To do:
Return each line of the records holding the string "leave".

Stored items
/---

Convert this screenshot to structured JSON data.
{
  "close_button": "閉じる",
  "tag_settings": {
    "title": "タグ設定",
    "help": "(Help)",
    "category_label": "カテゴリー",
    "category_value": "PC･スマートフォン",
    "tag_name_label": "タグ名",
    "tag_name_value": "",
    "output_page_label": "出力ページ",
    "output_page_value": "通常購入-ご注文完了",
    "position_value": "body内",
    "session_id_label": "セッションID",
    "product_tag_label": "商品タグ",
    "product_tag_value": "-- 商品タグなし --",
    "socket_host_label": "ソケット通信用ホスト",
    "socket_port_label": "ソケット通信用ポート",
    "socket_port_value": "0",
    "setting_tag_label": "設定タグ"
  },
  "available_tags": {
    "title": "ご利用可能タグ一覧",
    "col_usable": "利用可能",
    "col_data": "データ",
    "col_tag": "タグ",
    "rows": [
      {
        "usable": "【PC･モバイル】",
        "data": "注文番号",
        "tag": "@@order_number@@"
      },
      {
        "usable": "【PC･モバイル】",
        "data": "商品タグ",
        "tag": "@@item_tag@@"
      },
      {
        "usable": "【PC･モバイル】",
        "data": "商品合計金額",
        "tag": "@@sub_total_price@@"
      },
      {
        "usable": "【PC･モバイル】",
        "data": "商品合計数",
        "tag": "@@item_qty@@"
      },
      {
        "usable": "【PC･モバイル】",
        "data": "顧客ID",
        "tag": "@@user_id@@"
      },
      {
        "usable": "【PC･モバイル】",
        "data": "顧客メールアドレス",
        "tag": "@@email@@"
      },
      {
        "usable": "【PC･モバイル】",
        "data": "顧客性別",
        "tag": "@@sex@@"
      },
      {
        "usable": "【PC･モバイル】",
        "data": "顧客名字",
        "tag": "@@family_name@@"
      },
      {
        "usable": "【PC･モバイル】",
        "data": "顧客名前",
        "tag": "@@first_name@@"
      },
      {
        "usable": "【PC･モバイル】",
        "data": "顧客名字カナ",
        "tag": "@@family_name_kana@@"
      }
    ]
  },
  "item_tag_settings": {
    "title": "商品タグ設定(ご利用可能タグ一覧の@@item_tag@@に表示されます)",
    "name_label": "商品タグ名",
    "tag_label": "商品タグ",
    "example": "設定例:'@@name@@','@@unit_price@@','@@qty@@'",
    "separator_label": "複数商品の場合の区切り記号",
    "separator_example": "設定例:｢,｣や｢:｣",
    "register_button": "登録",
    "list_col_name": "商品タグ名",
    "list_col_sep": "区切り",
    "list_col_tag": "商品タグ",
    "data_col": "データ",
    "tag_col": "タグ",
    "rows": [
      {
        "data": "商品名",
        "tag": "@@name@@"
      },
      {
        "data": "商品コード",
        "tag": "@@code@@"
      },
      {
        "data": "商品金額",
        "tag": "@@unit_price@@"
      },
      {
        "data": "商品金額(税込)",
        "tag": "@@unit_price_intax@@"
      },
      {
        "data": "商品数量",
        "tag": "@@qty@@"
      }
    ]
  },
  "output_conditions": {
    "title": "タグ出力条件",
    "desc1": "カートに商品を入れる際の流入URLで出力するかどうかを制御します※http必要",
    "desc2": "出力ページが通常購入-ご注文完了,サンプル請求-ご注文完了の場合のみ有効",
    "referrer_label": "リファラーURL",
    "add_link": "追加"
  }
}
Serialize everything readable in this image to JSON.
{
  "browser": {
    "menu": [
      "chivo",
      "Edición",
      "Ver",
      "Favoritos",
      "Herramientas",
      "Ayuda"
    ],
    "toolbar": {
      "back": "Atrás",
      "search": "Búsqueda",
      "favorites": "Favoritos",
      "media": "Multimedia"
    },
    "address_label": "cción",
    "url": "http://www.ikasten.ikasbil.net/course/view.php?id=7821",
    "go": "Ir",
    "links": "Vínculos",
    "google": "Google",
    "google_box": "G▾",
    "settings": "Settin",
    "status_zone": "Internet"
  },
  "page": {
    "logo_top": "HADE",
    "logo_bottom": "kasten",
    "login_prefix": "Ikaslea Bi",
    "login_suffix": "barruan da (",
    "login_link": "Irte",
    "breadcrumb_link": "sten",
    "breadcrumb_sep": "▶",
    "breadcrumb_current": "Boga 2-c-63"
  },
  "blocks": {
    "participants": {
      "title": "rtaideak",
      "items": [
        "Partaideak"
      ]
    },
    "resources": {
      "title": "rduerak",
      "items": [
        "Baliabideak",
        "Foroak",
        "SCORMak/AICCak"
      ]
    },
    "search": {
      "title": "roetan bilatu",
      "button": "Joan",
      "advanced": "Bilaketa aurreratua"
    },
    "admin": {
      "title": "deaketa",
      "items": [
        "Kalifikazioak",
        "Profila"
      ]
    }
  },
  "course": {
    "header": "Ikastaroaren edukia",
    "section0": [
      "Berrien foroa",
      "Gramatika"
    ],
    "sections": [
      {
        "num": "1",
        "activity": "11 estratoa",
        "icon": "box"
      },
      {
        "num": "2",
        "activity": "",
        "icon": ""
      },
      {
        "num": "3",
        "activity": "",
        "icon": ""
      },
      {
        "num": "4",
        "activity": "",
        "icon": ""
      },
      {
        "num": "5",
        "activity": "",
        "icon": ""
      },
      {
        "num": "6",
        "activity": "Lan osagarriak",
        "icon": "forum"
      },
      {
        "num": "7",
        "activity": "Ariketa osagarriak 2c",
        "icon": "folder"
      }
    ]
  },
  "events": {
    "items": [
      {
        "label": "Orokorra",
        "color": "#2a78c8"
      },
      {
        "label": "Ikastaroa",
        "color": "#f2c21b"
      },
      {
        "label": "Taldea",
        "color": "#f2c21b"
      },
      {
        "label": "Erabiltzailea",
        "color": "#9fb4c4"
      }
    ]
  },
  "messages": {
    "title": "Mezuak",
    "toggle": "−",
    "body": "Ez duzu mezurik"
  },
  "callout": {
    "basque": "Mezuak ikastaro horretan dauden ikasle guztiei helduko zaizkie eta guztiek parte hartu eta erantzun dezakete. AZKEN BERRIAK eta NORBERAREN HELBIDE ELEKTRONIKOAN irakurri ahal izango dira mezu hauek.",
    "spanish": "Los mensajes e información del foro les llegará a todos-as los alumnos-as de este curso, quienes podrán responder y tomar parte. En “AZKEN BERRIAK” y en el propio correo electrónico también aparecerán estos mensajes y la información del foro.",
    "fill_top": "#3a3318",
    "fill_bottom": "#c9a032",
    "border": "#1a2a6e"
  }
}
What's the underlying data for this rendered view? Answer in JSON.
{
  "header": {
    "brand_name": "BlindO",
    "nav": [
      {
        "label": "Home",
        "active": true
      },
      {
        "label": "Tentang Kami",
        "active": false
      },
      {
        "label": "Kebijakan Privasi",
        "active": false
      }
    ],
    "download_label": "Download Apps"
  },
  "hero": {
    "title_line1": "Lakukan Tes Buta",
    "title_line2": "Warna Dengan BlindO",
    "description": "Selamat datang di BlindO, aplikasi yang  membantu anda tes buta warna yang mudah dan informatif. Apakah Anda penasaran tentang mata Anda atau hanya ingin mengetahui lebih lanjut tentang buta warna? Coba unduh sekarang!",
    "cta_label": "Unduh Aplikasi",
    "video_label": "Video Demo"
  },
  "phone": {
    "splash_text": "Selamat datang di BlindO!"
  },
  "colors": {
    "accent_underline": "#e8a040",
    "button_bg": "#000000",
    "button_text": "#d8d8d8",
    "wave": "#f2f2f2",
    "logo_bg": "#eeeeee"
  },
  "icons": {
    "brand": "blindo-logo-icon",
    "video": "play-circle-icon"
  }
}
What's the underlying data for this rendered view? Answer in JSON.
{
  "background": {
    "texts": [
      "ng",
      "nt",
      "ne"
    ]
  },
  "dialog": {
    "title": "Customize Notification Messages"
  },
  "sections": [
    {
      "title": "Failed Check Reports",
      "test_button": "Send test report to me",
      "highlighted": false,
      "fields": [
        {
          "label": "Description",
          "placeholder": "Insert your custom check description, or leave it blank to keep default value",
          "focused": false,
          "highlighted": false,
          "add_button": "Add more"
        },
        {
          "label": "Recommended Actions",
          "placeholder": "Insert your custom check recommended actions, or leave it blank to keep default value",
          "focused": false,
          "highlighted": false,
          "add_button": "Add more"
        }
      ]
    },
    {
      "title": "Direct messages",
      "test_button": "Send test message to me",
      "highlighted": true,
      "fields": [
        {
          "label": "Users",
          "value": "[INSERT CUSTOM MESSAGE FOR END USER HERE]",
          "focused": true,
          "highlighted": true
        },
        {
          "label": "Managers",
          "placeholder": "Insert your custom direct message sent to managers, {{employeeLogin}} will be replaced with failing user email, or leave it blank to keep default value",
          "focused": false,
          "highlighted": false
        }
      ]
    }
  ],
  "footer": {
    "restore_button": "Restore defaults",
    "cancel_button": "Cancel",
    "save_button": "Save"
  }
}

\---

Task solution:
          "placeholder": "Insert your custom check description, or leave it blank to keep default value",
          "placeholder": "Insert your custom check recommended actions, or leave it blank to keep default value",
          "placeholder": "Insert your custom direct message sent to managers, {{employeeLogin}} will be replaced with failing user email, or leave it blank to keep default value",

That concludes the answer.